We envision a resilient world dependent on the thoughtful cultivation of plants

Everyone Eats

Articles: Everyone Eats

Strawberry season is here. Photo: Lorene Edwards Forkner

Food, how it’s grown and where it’s grown, is an issue that affects us all. Like many of you, I began my garden life in the vegetable patch before moving on to what many consider to be the “higher” horticultural arts.

But with every growing season, it’s edibles that lure me back to my first pleasures—and flavors—in the landscape. Along with blooming bulbs and a carpet of blue bellflowers, rhubarb, peas, and sweet lettuce signal spring to me. I can’t always get my friends and family excited about the latest blooming species tulip, but I sure have their attention when the strawberries are ripe.

This issue is bursting with stories about delicious, nutritious, and beautiful food. And all that food begins in a garden. Read about perry, an heirloom pear, and pomegranates; they all have their roots in history yet still deliver delight today.

Urban farms are showing up in backyards, on campus, and even on a rooftop in downtown San Francisco. I guess you could say they’re enjoying a day in the sun. More than simply healthy seasonal produce, these chari...


Join now to access new headline articles, archives back to 1977, and so much more.

Enjoy this article for FREE:

The Native Flora of Chile in The Traveler’s Garden at Heronswood by Dr. Ross Bayton

If you are already a member, please log in using the form below.



Social Media

Garden Futurist Podcast

Most Popular



Related Posts

Healing Gardens

Spring 2022 Emily Murphy believes gardens hold the key to saving our health, our communities, and our planet. In her new book Grow Now Murphy

A Botanical Force

Inside one of the many greenhouses at Log House Plants, which offers more than 2,500 varieties of annuals, perennials, vegetables and herbs each year, including

Powered By MemberPress WooCommerce Plus Integration

Your free newsletter starts here!

Don’t want to see this pop-up? Members, log-in here.

Why do we ask for your zip code?

We do our best to make our educational content relevant for where you garden.

Why do we ask for your zip code?

We do our best to make our educational content relevant for where you garden.

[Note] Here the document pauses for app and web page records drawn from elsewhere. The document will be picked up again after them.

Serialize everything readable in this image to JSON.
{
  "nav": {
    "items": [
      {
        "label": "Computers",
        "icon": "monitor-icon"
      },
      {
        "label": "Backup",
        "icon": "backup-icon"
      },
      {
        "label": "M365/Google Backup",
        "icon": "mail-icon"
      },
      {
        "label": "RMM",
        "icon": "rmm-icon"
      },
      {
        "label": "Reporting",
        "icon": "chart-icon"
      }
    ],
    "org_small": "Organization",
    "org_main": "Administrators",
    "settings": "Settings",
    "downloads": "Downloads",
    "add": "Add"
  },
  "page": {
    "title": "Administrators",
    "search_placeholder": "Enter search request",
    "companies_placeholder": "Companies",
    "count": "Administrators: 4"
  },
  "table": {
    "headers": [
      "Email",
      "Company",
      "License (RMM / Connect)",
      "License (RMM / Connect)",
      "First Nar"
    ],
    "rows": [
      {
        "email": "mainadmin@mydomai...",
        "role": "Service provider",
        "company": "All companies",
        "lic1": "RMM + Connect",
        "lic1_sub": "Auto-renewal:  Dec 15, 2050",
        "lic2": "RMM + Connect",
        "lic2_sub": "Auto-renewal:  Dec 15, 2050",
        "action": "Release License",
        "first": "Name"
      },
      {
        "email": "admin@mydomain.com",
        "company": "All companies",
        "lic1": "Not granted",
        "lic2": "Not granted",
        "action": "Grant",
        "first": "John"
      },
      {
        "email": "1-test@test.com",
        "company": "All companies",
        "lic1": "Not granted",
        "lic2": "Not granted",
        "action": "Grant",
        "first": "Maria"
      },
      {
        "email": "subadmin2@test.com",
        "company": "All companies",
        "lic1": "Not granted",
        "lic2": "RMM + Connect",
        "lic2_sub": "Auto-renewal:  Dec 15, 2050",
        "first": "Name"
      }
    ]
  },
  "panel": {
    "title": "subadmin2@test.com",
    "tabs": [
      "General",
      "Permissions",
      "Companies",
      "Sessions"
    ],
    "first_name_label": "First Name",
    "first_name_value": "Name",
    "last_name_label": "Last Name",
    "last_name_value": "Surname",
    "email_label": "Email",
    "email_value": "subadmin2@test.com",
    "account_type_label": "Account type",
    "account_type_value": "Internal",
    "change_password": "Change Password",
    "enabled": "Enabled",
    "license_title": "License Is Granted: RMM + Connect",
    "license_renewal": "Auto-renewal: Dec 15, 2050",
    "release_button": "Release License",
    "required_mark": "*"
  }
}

The information you provide to Pacific Horticulture is NEVER sold, shared, or rented to others.

Pacific Horticulture generally sends only two newsletters per Month.